Particle Formation in the PBL

New formation of ultrafine particles (< 10 nm) from gaseous precursors can be observed in the continental boundary layer at 20-30% of all days. This phenomenon occurs within so-called "nucleation bursts", often simultaneously over distances of hundreds of kilometres. Which nucleation mechanisms and precursor gases are responsible for these particle formation events has not yet been answered conclusively. Empirical studies (ACTOS) suggest that atmospheric turbulence is important for the formation of burst events. A coupled one-dimensional chemistry-aerosol column model of the boundary layer was developed for the interpretation of in-situ observed nucleation bursts, in particular to investigate the role of turbulence. The model is based on third-order turbulence closure (Hellmuth, 2006). It is used for sensitivity studies and verification of different nucleation mechanisms, making use of field measurements in the planetary boundary layer.
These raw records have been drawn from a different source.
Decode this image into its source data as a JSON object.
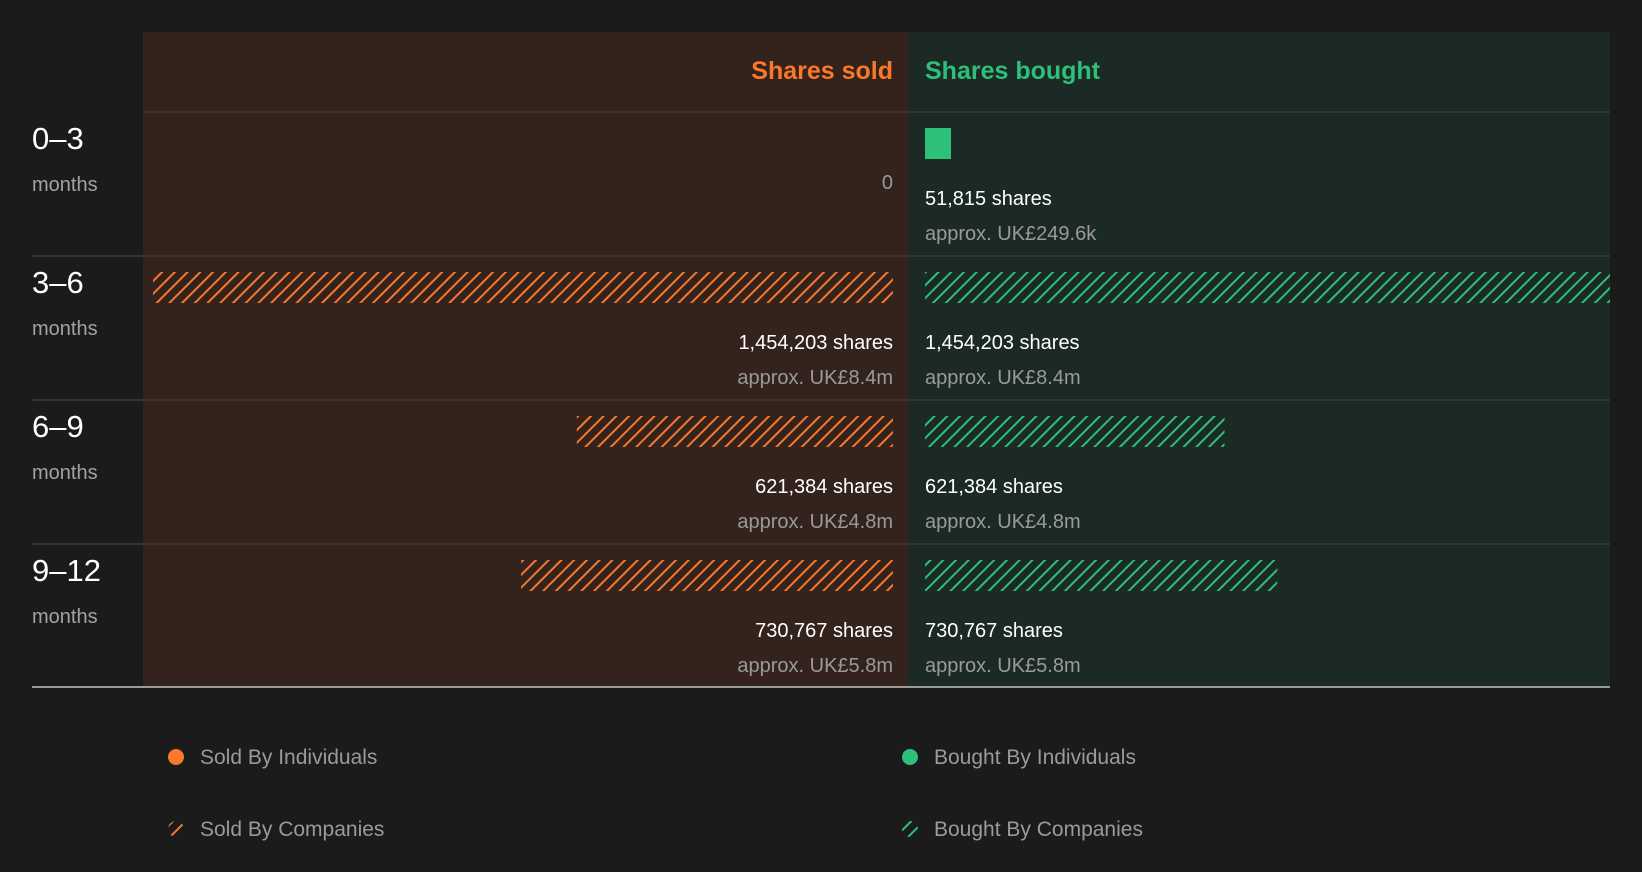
{
  "colors": {
    "sold": "#f9782a",
    "bought": "#2ebf78"
  },
  "chart_data": {
    "type": "bar",
    "orientation": "horizontal-diverging",
    "headers": {
      "sold": "Shares sold",
      "bought": "Shares bought"
    },
    "rows": [
      {
        "range": "0–3",
        "unit": "months",
        "sold": {
          "value": 0,
          "label": "0",
          "companies": true
        },
        "bought": {
          "value": 51815,
          "label": "51,815 shares",
          "approx": "approx. UK£249.6k",
          "companies": false
        }
      },
      {
        "range": "3–6",
        "unit": "months",
        "sold": {
          "value": 1454203,
          "label": "1,454,203 shares",
          "approx": "approx. UK£8.4m",
          "companies": true
        },
        "bought": {
          "value": 1454203,
          "label": "1,454,203 shares",
          "approx": "approx. UK£8.4m",
          "companies": true
        }
      },
      {
        "range": "6–9",
        "unit": "months",
        "sold": {
          "value": 621384,
          "label": "621,384 shares",
          "approx": "approx. UK£4.8m",
          "companies": true
        },
        "bought": {
          "value": 621384,
          "label": "621,384 shares",
          "approx": "approx. UK£4.8m",
          "companies": true
        }
      },
      {
        "range": "9–12",
        "unit": "months",
        "sold": {
          "value": 730767,
          "label": "730,767 shares",
          "approx": "approx. UK£5.8m",
          "companies": true
        },
        "bought": {
          "value": 730767,
          "label": "730,767 shares",
          "approx": "approx. UK£5.8m",
          "companies": true
        }
      }
    ],
    "legend": [
      {
        "label": "Sold By Individuals",
        "side": "sold",
        "style": "solid"
      },
      {
        "label": "Sold By Companies",
        "side": "sold",
        "style": "hatched"
      },
      {
        "label": "Bought By Individuals",
        "side": "bought",
        "style": "solid"
      },
      {
        "label": "Bought By Companies",
        "side": "bought",
        "style": "hatched"
      }
    ]
  }
}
Homogeneous (binary and tertiary nucleation) and heterogeneous nucleation processes (nucleus formation at particle surfaces and formation of films on deliquescent particles) are investigated